# ACTIVITY
Copy out each line containing "JSON" from the entries below.

Records from a data source
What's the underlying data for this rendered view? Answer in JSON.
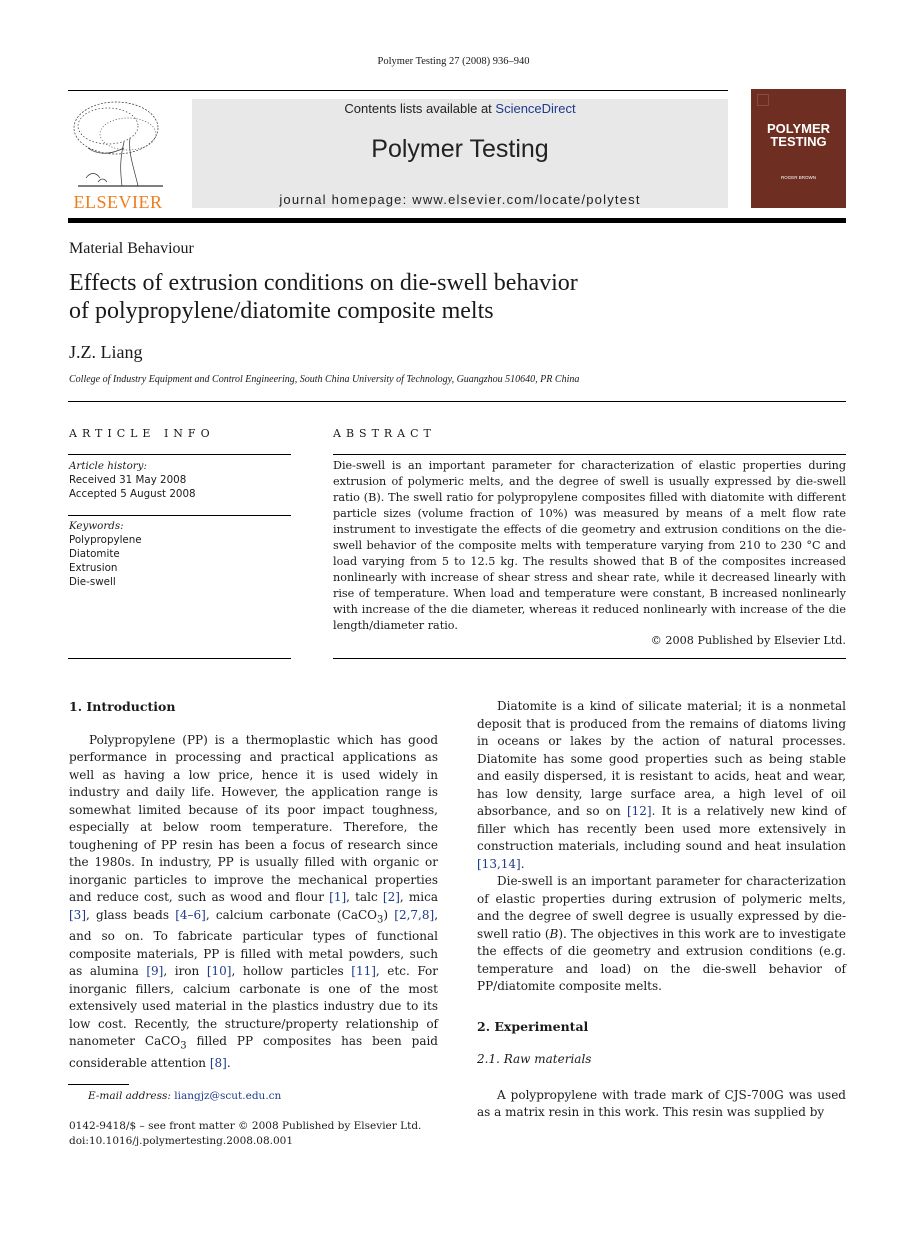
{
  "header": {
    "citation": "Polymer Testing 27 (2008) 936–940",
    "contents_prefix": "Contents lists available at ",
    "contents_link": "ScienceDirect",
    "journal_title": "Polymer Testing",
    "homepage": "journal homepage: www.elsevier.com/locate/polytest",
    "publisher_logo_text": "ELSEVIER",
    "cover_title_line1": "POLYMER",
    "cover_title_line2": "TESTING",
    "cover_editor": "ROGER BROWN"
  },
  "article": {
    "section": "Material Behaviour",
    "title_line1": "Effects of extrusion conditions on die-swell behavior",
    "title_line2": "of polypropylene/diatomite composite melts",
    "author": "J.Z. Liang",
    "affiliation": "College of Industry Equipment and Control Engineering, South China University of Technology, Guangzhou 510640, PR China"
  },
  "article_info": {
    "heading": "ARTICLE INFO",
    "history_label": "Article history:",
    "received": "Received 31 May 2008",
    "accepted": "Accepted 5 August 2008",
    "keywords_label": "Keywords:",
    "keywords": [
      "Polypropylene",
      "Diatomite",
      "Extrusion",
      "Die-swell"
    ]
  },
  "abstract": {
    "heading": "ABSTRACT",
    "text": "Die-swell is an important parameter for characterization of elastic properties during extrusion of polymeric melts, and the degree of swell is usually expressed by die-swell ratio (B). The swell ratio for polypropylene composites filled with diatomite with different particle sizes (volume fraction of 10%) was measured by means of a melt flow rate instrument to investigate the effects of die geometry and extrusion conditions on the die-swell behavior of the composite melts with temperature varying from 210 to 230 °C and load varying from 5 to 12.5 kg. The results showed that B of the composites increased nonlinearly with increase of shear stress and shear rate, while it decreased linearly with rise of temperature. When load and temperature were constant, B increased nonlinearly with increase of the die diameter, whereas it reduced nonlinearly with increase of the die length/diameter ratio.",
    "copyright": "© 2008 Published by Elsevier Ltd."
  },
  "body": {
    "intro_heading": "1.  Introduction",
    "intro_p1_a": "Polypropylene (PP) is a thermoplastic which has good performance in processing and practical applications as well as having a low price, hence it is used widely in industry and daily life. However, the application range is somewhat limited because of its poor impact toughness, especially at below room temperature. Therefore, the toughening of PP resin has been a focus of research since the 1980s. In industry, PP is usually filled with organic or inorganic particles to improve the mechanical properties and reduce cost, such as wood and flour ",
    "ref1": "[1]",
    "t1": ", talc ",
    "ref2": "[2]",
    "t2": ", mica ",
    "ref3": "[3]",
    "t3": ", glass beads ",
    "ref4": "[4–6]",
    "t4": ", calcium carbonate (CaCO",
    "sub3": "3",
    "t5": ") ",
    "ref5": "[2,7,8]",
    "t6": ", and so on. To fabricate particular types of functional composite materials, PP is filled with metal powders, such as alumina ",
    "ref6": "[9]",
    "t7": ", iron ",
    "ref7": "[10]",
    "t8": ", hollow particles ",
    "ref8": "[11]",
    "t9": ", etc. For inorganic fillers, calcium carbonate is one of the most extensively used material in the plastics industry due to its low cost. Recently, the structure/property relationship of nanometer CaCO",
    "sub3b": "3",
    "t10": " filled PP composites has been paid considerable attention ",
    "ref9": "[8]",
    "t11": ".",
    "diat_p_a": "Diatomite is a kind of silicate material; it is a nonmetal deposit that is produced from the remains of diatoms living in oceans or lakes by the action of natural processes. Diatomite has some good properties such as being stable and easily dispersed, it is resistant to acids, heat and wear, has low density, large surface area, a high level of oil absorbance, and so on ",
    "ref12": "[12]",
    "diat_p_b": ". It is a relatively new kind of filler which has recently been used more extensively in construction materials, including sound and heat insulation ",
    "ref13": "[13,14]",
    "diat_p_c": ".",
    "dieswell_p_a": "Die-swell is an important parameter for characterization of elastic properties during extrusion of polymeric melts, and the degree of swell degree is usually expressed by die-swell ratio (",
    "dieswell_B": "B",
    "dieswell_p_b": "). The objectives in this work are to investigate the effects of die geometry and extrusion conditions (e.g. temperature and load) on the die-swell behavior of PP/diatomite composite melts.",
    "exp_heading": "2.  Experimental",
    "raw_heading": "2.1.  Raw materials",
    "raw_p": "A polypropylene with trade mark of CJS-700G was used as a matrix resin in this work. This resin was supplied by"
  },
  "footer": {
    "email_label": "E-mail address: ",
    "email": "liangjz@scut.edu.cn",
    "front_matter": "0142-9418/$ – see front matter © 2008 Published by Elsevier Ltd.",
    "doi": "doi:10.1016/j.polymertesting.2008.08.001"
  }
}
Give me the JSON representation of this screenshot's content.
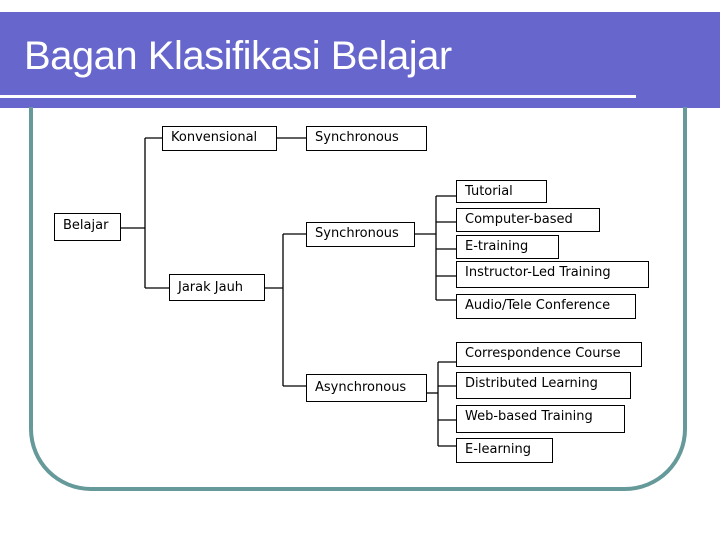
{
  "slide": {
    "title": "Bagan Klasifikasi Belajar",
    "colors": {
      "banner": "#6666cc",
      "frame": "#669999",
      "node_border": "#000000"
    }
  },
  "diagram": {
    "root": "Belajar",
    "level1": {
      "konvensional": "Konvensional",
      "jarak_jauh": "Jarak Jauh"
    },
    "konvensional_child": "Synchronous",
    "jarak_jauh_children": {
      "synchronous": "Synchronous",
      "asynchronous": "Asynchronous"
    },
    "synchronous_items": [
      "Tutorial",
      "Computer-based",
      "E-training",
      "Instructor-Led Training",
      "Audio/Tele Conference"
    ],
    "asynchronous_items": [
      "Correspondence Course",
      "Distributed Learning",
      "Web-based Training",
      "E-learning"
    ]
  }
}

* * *

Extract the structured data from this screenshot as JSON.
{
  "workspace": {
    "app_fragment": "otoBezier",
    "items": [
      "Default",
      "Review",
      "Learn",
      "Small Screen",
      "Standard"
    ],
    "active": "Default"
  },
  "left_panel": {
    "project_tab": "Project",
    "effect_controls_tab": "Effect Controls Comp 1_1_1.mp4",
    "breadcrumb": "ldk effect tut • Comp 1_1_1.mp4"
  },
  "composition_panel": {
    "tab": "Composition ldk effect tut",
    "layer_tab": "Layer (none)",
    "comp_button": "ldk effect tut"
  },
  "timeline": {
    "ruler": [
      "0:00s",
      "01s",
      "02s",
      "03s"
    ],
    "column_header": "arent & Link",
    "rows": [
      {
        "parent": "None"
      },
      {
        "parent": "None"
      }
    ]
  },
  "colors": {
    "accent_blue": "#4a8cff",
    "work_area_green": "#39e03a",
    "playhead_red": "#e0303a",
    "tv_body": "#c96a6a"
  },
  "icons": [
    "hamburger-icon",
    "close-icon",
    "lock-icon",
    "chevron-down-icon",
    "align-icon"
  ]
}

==

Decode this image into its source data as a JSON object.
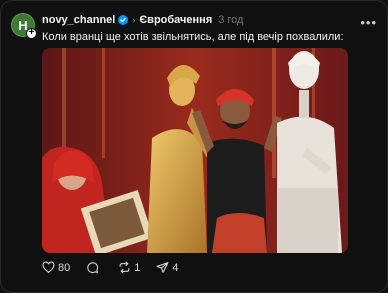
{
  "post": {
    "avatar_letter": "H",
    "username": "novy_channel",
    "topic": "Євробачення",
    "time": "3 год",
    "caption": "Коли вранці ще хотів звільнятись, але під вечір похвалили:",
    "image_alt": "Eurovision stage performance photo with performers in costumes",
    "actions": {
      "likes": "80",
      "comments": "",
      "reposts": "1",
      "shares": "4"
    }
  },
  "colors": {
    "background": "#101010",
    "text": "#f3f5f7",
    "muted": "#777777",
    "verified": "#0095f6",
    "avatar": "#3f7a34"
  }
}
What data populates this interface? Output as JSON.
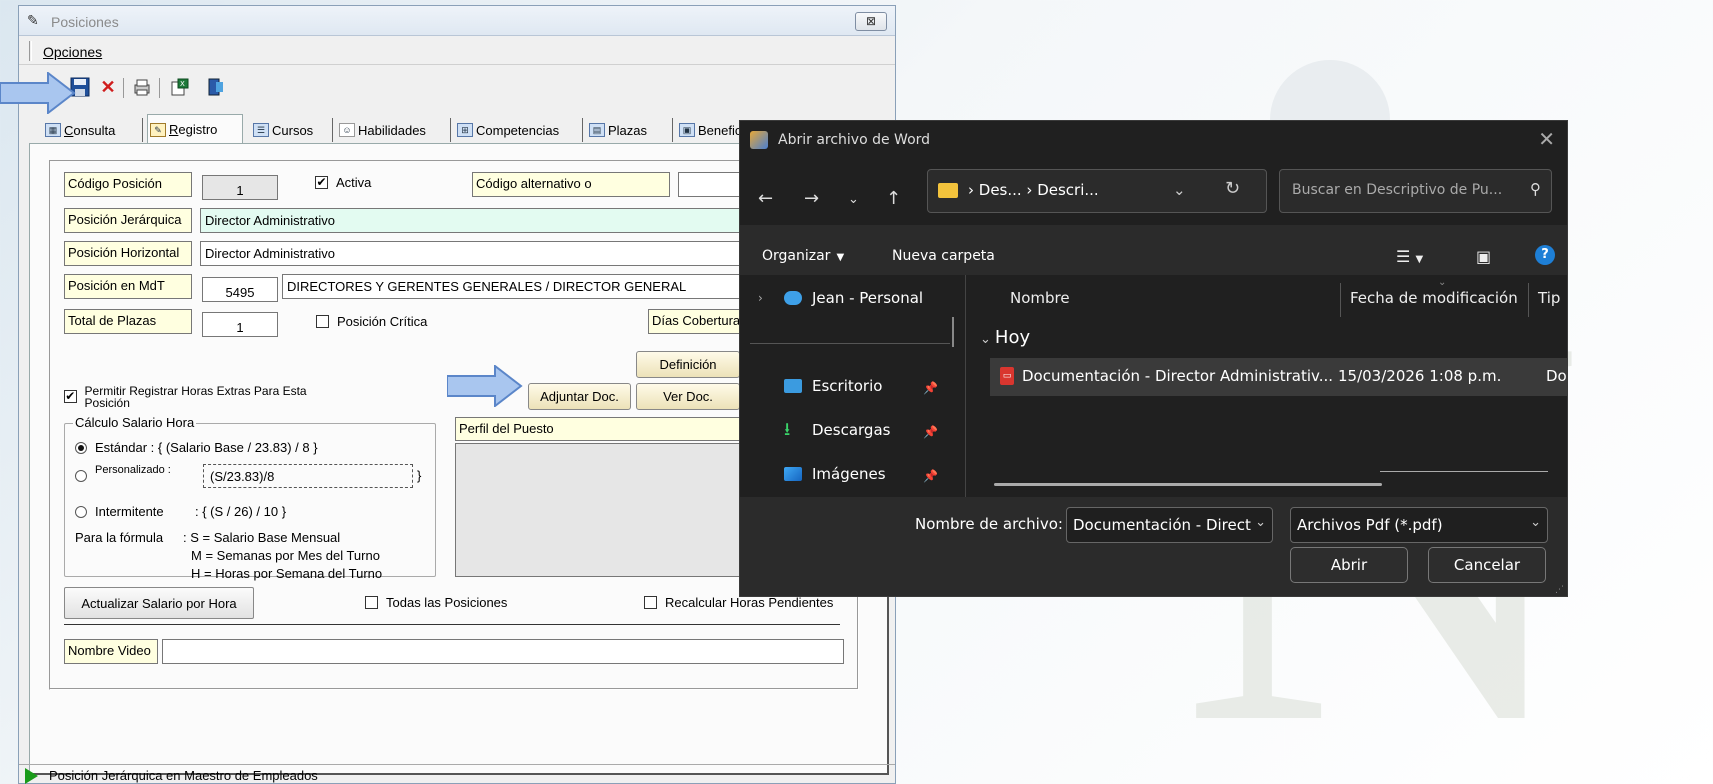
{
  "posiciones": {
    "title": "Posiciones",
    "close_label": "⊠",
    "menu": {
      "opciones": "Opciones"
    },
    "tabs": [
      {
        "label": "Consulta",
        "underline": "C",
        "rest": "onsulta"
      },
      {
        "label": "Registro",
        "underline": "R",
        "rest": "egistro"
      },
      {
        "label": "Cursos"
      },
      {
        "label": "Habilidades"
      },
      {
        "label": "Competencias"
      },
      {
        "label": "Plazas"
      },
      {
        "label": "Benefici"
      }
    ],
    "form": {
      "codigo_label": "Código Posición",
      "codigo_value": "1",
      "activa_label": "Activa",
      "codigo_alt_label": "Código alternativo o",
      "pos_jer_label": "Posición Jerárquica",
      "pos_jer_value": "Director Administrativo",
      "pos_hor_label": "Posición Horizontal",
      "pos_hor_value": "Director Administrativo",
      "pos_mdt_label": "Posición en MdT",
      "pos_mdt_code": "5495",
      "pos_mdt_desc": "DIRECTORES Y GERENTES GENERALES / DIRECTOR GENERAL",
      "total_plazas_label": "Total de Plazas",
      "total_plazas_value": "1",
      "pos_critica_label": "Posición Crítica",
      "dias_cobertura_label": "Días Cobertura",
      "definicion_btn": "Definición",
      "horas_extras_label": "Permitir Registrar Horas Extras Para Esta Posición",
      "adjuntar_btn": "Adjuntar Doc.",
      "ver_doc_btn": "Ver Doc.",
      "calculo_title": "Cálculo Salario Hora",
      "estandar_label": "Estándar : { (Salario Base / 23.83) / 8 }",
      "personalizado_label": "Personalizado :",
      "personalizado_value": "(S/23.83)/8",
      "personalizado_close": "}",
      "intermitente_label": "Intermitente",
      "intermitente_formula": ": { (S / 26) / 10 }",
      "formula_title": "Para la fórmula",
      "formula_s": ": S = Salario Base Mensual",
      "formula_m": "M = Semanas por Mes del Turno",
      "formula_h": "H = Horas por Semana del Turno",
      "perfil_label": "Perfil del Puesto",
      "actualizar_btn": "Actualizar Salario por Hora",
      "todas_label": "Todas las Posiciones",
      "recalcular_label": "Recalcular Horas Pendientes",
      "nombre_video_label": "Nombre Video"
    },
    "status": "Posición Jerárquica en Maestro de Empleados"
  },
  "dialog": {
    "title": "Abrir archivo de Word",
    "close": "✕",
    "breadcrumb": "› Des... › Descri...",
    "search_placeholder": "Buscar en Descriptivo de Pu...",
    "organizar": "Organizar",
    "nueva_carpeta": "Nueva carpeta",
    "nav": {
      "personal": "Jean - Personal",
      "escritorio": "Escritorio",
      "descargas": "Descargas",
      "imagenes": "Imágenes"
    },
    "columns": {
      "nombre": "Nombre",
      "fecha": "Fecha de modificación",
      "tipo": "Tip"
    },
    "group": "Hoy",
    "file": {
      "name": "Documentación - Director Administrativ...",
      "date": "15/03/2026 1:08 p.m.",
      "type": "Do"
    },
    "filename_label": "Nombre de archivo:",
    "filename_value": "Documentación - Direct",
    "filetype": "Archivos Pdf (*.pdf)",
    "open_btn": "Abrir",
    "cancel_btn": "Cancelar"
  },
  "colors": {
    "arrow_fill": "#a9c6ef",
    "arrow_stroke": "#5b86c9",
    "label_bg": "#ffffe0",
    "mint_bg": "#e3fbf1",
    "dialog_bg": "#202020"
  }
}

# RESPONSE TO THIS TASK
What's the underlying data for this rendered view? Answer in JSON.
Give me the JSON representation of this screenshot's content.
Extract the structured data from this screenshot as JSON.
Decode this image into its source data as a JSON object.
What data populates this interface? Output as JSON.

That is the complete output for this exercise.